What you should do
Scan the records for lines with the string "label". Say how many there are, and add nothing.

Supplied records

• • • •

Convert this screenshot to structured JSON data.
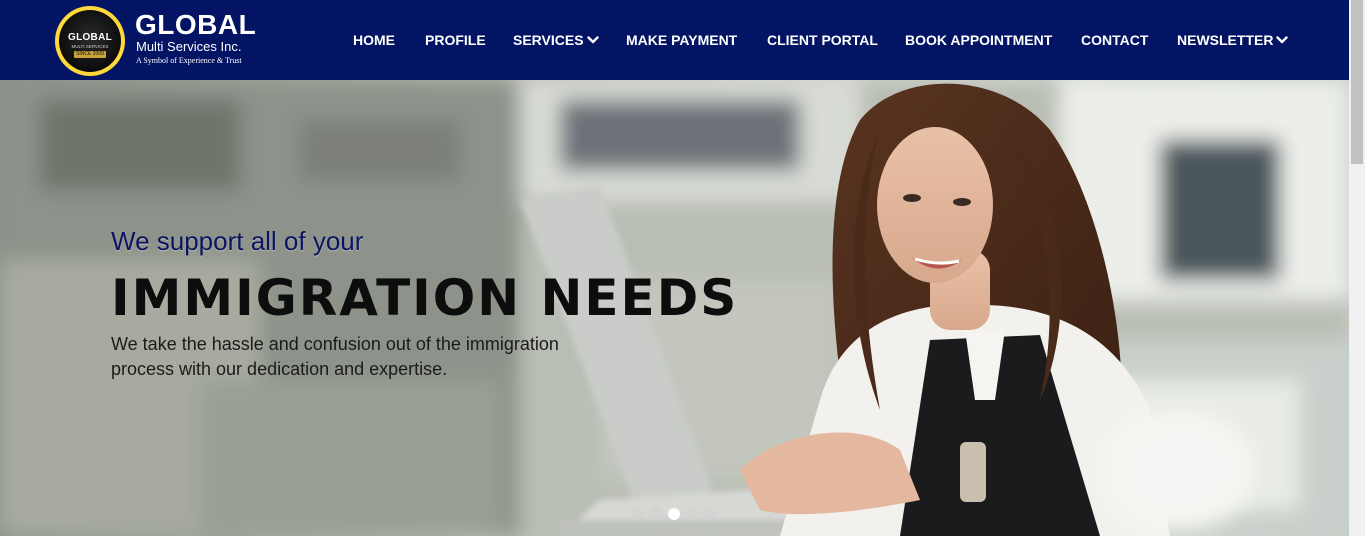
{
  "brand": {
    "name": "GLOBAL",
    "subtitle": "Multi Services Inc.",
    "tagline": "A Symbol of Experience & Trust",
    "badge_title": "GLOBAL",
    "badge_sub": "MULTI SERVICES",
    "badge_since": "SINCE 2009"
  },
  "nav": {
    "items": [
      {
        "label": "HOME"
      },
      {
        "label": "PROFILE"
      },
      {
        "label": "SERVICES",
        "dropdown": true
      },
      {
        "label": "MAKE PAYMENT"
      },
      {
        "label": "CLIENT PORTAL"
      },
      {
        "label": "BOOK APPOINTMENT"
      },
      {
        "label": "CONTACT"
      },
      {
        "label": "NEWSLETTER",
        "dropdown": true
      }
    ]
  },
  "hero": {
    "kicker": "We support all of your",
    "title": "IMMIGRATION NEEDS",
    "body": "We take the hassle and confusion out of the immigration process with our dedication and expertise.",
    "slide_count": 5,
    "active_slide": 3
  },
  "colors": {
    "header_bg": "#041464",
    "accent_gold": "#ffd83a",
    "kicker_text": "#0b1460"
  },
  "icons": {
    "dropdown": "chevron-down-icon"
  }
}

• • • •

Exercise solution
8